50th Anniversary of Earth Day

Today celebrates the FIFTIETH ANNIVERSARY of Earth Day. 

This year, it is unlike past celebrations because we will observe it virtually, not with PARADES; on-line, not with FESTIVALS; on Social Media, not TOGETHER. Earth Day 1970 brought together 20 million Americans into the sunshine for peaceful demonstrations for environmental reform.  It is now observed in 192 countries around the world.

In the era of COVID-19, we have a new together, where we look at the next 50 years with a heightened respect for what it takes to be a truly global community.  This year’s theme is Climate Change Action, and FIGO believes that we as obstetrician gynecologists should take a lead role.  Recently we published a White Paper: FIGO Statement on Climate Crisis and Health.  In it we state that global health is our guiding light.  We recommend that the Climate Crisis be recognised for the global emergency it is, and health care providers lead in education, advocacy and research in responding to changing health consequences and the global awareness that is needed.

Earth Day is an annual event, celebrated around the world to observe environmental protection.  In 1990, the Earth Day-20 International Peace Climb was observed with an international expedition to reach the summit of Mount Everest during Earth Week.  It was the first time in history that mountaineers from the USA, Russia and China roped together to climb a mountain. In 2016, the Paris Agreement on Climate Change was signed on Earth Day. 

OBGYNs should be aware that adverse obstetric outcomes are impacted by Climate Change. Extreme weather (primarily heat and natural disasters) and air pollutants (principally fine particulate matter (PM2.5) and ozone) impact the health of mothers and the fetus.  In particular, we see an increase in preterm birth, low birthweight, and stillbirth.  Adverse neonatal outcomes affected by these exposures include neurodevelopmental delay, autism spectrum disorder, and cardiac defects. 

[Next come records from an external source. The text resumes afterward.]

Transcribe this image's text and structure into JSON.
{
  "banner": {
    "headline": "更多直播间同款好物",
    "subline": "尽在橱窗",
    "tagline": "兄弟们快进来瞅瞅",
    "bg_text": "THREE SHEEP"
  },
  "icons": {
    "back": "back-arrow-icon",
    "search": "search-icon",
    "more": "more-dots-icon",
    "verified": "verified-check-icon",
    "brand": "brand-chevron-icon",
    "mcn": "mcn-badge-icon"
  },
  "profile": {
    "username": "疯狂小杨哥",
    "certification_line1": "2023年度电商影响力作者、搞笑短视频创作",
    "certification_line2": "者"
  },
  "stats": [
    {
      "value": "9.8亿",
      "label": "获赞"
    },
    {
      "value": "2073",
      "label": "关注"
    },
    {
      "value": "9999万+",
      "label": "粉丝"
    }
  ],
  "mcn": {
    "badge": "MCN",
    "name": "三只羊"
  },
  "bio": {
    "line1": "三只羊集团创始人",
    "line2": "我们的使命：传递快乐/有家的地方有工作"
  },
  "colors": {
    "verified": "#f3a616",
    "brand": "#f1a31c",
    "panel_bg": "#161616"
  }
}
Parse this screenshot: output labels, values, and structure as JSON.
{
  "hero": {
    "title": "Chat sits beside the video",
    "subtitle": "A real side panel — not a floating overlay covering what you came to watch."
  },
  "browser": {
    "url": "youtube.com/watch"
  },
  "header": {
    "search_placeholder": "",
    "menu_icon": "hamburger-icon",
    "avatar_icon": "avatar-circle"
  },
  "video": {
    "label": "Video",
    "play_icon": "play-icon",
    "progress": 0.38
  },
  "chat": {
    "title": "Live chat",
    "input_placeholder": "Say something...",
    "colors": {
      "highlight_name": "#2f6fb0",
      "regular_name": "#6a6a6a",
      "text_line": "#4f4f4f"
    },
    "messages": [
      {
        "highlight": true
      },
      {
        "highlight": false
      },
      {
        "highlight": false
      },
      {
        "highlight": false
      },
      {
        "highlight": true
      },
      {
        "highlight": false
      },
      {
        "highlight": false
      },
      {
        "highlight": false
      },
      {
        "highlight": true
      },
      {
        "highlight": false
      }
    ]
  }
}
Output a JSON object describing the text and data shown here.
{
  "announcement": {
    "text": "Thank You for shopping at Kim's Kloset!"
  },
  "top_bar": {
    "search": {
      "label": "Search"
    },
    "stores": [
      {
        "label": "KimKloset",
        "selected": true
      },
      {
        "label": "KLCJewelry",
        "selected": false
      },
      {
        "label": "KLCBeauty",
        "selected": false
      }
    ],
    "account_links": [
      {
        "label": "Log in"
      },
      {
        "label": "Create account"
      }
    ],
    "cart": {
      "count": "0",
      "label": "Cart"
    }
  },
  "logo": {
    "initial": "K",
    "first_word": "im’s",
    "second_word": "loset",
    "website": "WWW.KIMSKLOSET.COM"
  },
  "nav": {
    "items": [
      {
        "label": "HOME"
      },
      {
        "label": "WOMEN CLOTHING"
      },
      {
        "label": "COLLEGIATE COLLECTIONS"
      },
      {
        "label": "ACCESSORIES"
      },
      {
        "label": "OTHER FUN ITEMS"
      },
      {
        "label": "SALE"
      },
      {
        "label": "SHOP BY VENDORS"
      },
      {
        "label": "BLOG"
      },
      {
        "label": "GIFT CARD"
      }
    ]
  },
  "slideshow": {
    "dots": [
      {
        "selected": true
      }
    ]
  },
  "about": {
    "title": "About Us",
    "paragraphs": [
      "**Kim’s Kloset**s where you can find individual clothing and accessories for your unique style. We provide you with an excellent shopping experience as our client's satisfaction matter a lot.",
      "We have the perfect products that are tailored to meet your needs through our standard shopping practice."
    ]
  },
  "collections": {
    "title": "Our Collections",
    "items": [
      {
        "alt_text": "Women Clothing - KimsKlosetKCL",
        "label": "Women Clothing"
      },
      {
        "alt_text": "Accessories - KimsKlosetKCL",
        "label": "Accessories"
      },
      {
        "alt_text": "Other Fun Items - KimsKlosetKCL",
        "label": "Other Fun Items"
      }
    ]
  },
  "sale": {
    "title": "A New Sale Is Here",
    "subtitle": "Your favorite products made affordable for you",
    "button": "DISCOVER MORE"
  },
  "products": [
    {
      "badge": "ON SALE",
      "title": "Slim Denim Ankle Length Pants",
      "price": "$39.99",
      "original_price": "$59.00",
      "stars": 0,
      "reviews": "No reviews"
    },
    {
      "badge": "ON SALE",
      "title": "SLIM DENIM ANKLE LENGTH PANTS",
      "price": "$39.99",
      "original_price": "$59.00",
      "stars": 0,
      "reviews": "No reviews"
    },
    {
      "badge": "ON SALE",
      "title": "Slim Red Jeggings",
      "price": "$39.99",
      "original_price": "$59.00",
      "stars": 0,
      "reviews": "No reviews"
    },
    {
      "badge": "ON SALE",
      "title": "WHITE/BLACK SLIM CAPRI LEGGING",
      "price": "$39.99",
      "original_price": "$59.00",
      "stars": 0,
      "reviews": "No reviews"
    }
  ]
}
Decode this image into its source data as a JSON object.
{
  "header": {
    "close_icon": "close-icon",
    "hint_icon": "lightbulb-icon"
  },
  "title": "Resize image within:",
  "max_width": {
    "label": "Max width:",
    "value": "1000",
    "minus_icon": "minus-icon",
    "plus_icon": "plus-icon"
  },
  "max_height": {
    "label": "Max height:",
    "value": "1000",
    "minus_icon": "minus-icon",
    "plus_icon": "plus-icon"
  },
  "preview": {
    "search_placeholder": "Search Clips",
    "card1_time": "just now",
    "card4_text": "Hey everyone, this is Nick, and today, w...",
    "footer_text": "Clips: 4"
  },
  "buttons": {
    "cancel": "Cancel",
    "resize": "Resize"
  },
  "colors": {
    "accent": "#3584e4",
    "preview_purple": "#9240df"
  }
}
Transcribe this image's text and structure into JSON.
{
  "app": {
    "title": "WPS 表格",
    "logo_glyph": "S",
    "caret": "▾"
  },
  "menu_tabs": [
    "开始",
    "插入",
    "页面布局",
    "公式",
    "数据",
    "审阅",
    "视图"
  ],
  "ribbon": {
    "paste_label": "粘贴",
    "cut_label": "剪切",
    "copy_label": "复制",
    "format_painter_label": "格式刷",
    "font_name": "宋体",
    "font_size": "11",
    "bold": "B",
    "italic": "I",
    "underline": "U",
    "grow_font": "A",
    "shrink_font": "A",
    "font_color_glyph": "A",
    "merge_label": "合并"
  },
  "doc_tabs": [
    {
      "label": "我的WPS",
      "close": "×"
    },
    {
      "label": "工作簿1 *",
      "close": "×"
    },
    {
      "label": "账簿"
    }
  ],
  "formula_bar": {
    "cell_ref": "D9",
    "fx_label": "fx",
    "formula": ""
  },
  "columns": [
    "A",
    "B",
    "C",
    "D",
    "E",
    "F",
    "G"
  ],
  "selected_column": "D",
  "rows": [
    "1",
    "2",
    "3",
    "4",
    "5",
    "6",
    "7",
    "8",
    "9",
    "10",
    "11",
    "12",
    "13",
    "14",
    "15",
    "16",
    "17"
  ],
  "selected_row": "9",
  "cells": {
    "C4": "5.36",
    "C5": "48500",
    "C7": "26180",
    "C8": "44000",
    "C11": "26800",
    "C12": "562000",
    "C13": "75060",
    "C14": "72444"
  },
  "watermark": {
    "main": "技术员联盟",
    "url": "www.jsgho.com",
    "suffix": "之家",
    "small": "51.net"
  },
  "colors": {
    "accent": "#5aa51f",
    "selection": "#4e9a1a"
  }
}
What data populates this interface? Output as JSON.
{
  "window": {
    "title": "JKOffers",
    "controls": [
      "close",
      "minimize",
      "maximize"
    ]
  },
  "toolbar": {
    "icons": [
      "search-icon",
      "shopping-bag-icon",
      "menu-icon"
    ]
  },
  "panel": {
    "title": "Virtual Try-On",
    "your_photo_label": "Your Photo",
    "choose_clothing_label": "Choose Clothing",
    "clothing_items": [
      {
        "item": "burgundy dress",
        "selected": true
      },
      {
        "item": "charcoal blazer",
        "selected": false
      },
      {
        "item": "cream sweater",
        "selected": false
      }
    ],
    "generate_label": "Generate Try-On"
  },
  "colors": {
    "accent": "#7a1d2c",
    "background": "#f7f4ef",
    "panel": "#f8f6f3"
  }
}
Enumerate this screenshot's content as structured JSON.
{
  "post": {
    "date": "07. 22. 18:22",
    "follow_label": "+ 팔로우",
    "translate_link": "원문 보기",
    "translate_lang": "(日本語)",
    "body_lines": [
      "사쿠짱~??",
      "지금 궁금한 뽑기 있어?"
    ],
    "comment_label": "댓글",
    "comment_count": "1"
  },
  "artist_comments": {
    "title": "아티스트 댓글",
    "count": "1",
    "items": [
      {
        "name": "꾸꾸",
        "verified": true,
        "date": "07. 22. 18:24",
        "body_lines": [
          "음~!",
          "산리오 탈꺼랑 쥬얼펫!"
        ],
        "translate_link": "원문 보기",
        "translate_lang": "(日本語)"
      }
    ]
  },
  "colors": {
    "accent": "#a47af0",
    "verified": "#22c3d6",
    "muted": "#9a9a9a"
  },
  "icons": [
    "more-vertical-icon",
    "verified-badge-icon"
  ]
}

The adverse health effects are not limited to obstetric and pediatric outcomes.  Recent data point to a series of health complications that span the entire life course, including respiratory and cardiovascular disease, fertility complications, and impacts on mental health.  However, the risks to pregnant women and the developing fetus pose perhaps the greatest risk to global population health due to long term impacts on current and future generations.

In recognition of the need for a world federation to address the threat of toxic environmental chemicals to human reproductive and developmental health on the global stage, FIGO adopted its opinion, Reproductive Health Impacts of Exposure to Toxic Environmental Chemicals.  When this opinion on environmental exposures was released at the FIGO World Congress of 2015, FIGO established a global Working Group on the topic of Reproductive and Developmental Environmental Health (RDEH). This working group set a global agenda on the impact of toxic exposures impacting women’s health.

In 2018 our working group was recognised for the impact it has had and was designated a formal FIGO Committee.  RDEH will continue to lead efforts on environment and health in each of the FIGO regions, and with our member organisations. 

If you are interested in being an Environmental Health Champion, please contact FIGO headquarters.  We can use the passion, energy, and the advocacy as we lead the challenges of the next 50 years.


FIGO Committee on Reproductive Developmental & Environmental Health